Emerging Opportunities: Czech Towns Seek State-Owned Lands for Development Projects

With the end of the ten-year period when Czech citizens could claim properties with unclear ownership, Czech towns and regions are seeing potential progress in their development projects. Over a hundred thousand properties and buildings have subsequently fallen into state hands, and in due time, these could end up in the possession of the towns that need them for further development.

Towns across the Republic are turning to the Office for Representation of the State in Property Affairs with requests to transfer land whose owners have not been sufficiently identified. For towns and villages, the forfeiture of these lands presents a significant opportunity to complete long-planned projects, ranging from minor renovations to major infrastructure construction.

A prime example of a settlement awaiting the resolution of ownership is Velká nad Veličkou. The town hall of this South Moravian town at the foot of the White Carpathians started contemplating the construction of cycle paths as early as 2007 and definitively confirmed their plan in the last electoral term.

However, similar cases are abundant in the Czech Republic.

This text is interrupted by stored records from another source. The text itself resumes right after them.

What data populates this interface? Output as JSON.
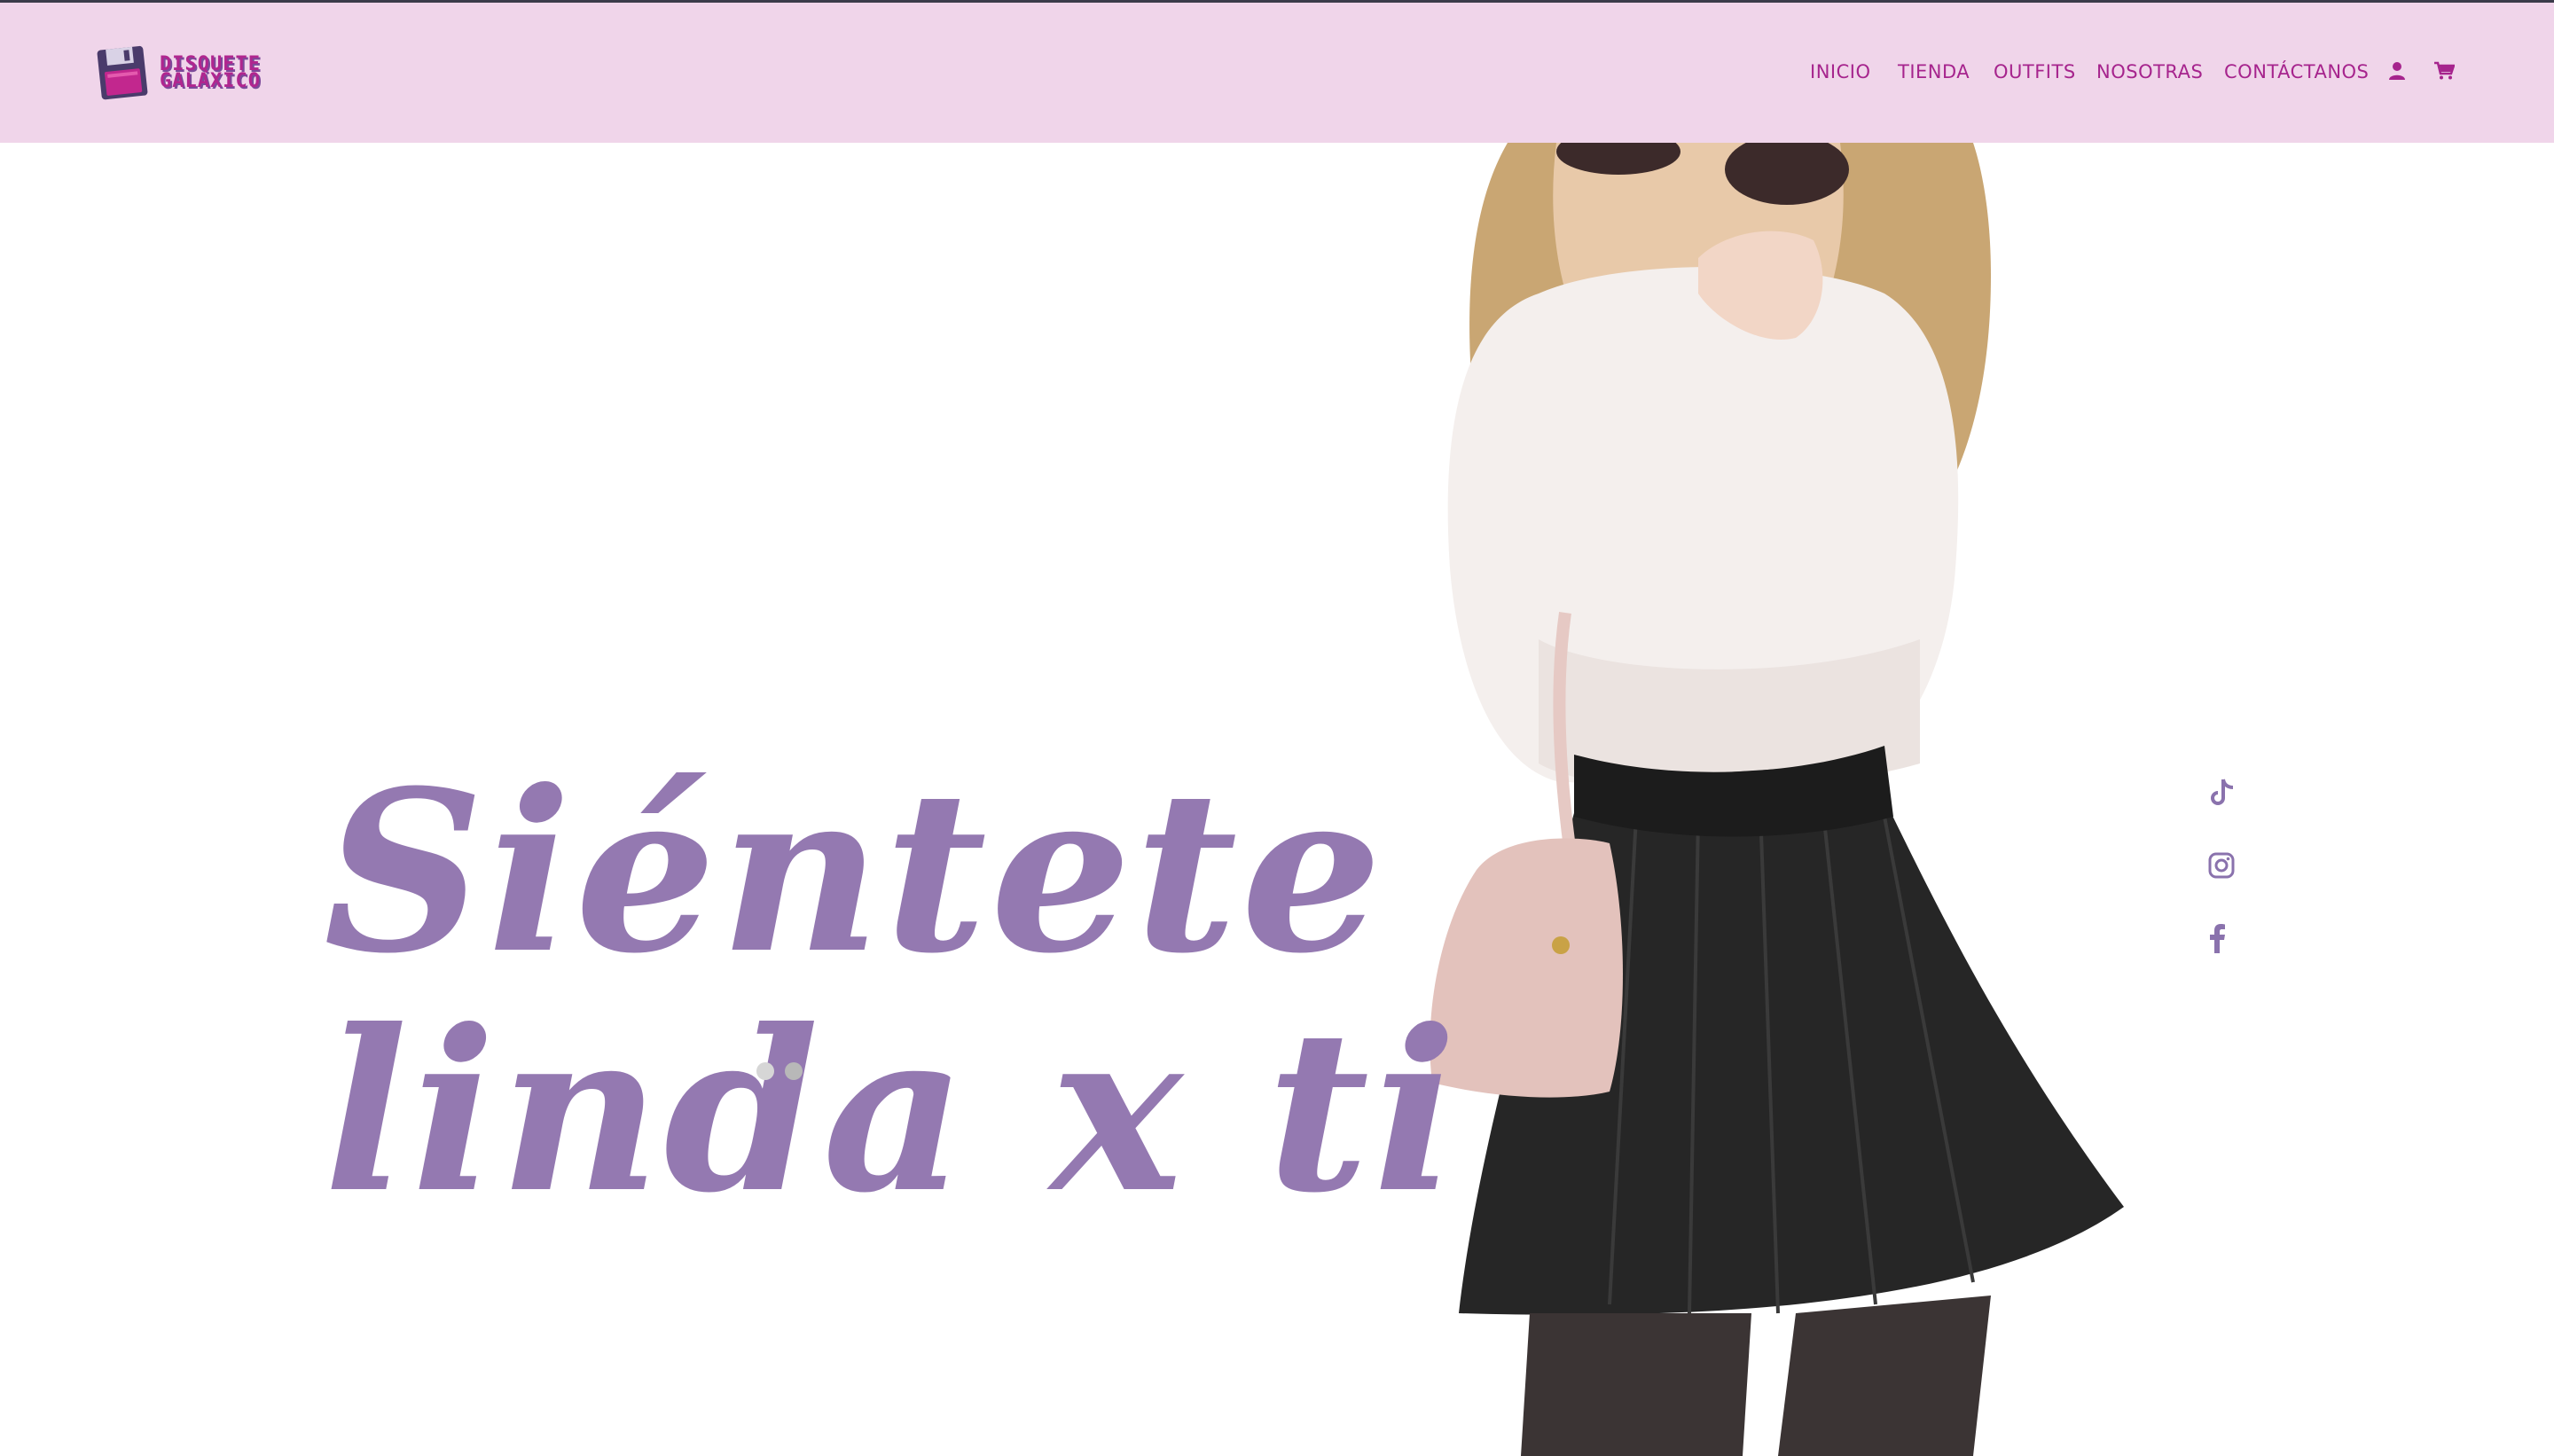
{
  "brand": {
    "name_line1": "DISQUETE",
    "name_line2": "GALAXICO",
    "logo_icon": "floppy-disk-icon"
  },
  "nav": {
    "links": [
      {
        "label": "INICIO"
      },
      {
        "label": "TIENDA"
      },
      {
        "label": "OUTFITS"
      },
      {
        "label": "NOSOTRAS"
      },
      {
        "label": "CONTÁCTANOS"
      }
    ],
    "account_icon": "user-icon",
    "cart_icon": "cart-icon"
  },
  "hero": {
    "headline_line1": "Siéntete",
    "headline_line2": "linda x ti",
    "image": "woman-in-white-sweater-and-black-skirt",
    "slides": 2,
    "active_slide": 2
  },
  "social": [
    {
      "icon": "tiktok-icon"
    },
    {
      "icon": "instagram-icon"
    },
    {
      "icon": "facebook-icon"
    }
  ],
  "colors": {
    "navbar_bg": "#f0d5ea",
    "nav_text": "#a6248d",
    "headline": "#9479b1",
    "social_icons": "#8a72ad",
    "dot_inactive": "#d6d6d6",
    "dot_active": "#b8b8b8"
  }
}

For instance, lands with unclear owners are also needed in Moravské Bránice for a cycle path. In Vrbně nad Lesy, there are plans to build a parking lot, and the Central Bohemian Region has requested a plot in Zdislavice near Vlašim to construct a roundabout.

The timeline for these properties to end up in the possession of the municipalities is unclear. The state office had recorded 107,824 properties with unidentified owners at the beginning of February, and it must comply with the law and first offer them to other state institutions.